The Central Platte Natural Resources District is in the final stages of an effort to buy out a Six Mile irrigation canal
along the Platte River in Central Nebraska.
The CPNRD partnered with nearly 30 landowners – working with county and state government agencies – to complete an ongoing effort to close and fill the irrigation canal that was built by the Six Mile Canal Company in 1894 and was used to deliver water to irrigate area crops. The NRD has negotiated a buyout of water rights owned by land owners who were serviced by the Six Mile Canal Company as part of its efforts to increase Platte River flows to levels required under the three-state Platte River Recovery Program and state law.

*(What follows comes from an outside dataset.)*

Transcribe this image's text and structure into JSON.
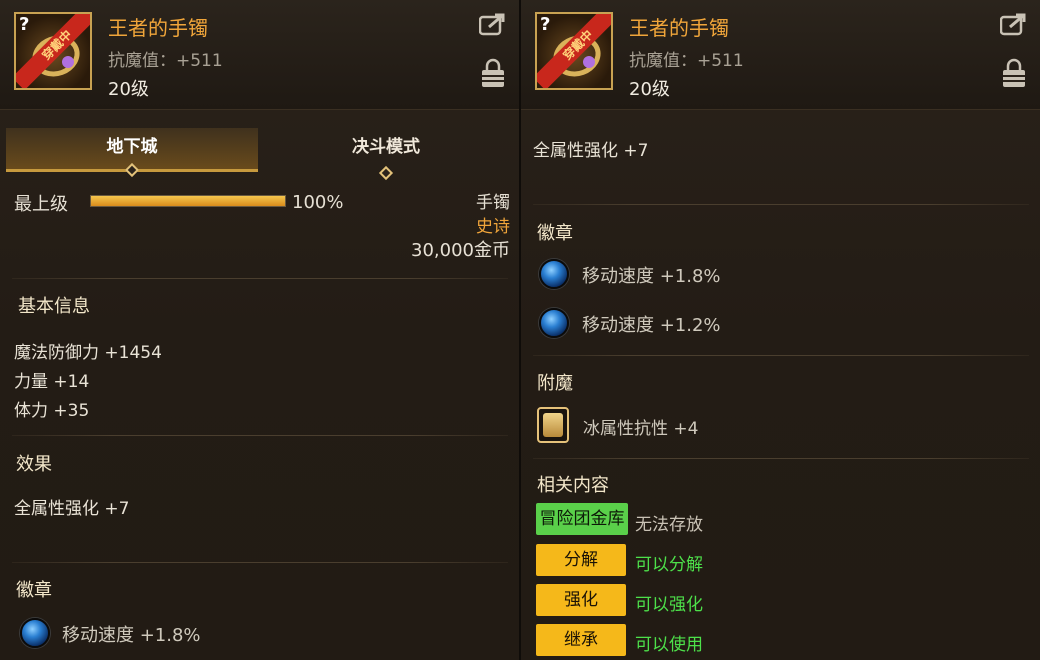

“This project allows us to return water to the river which will help protect endangered species, make irrigation more efficient for farmers, put more land into crop production and improve public safety,” said Ron Bishop, General Manager of the Central Platte Natural Resources District. “This is a win-win situation for everyone involved, from the farmers and land owners, to the State Department of Roads, to the County and for the NRD,” Bishop said.
“We don’t farm with horses anymore. With the surface water system, we had to be at the fields several times each day, which increased fuel and labor cost,” said Roger Wahlgren, a Six Mile Canal Board Member. “I can now irrigate with a touch of button on my cell phone which can turn my pivot on or off and saves me time and labor. By doing this project, it has eliminated short crop rows and probably increased the value of land where the canal used to be by $500 an acre. Now we can leave the water in the river for future uses and save $15 an acre per year in fees for canal operations and maintenance. The CPNRD has been a godsend to work with. They bent over backwards to do what we needed and helped out a lot with engineering and legal issues. Without the NRD spearheading this project and providing ongoing support at every step along the way, this project never would have happened,” Wahlgren said.
More than 116 years ago, farming with a team of horse and irrigation from surface water canals was considered “new” technology. In modern agriculture, tractors with GPS systems are much more efficient than horses and groundwater irrigation is much more efficient than ditch irrigation, however, thousands of acres of land have been legally bound to the ditch irrigation system for decades. The CPNRD worked with land owners, County government and banks to release the land from the ditch irrigation legal ties.
Now farmers can take advantage of new technology such as using cell phones to operate pivots and to check fields. One benefit of the project is that farmers can use new technology that makes irrigation more efficient and help protect groundwater, such as using cell phones to operate pivots and to check fields; while returning canal water back to the river for future uses.
At its peak the canal served irrigation water to approximately 1,700 acres and multiple landowners. Land previously served by the canal will now be served by more efficient groundwater irrigation and the water is being purchased by CPNRD through the NRD’s Water Banking Program. Central Platte NRD started their Water Bank as a solution to balance water that is available with current water uses. There were two major programs that required the NRD to find a solution, including the Platte River Recovery Program (PRRIP) and Legislative Bill 962. The Six Mile irrigation canal had been in place and diverting Platte River water since 1894, withdrawing an average of 2,377 acre-feet of water annually.
The Six Mile Canal service area was ineligible to participate in the Water Bank because the surface water right could be transferred. With the closure of the Six Mile Canal, the associated State water right to divert natural flow from the Platte River will be relinquished, making the irrigated acres in the service area eligible for the CPNRD water banking program.
The Platte River Recovery Program is a federal agreement between Nebraska, Wyoming, Colorado and the Department of Interior; with the goal to protect endangered species.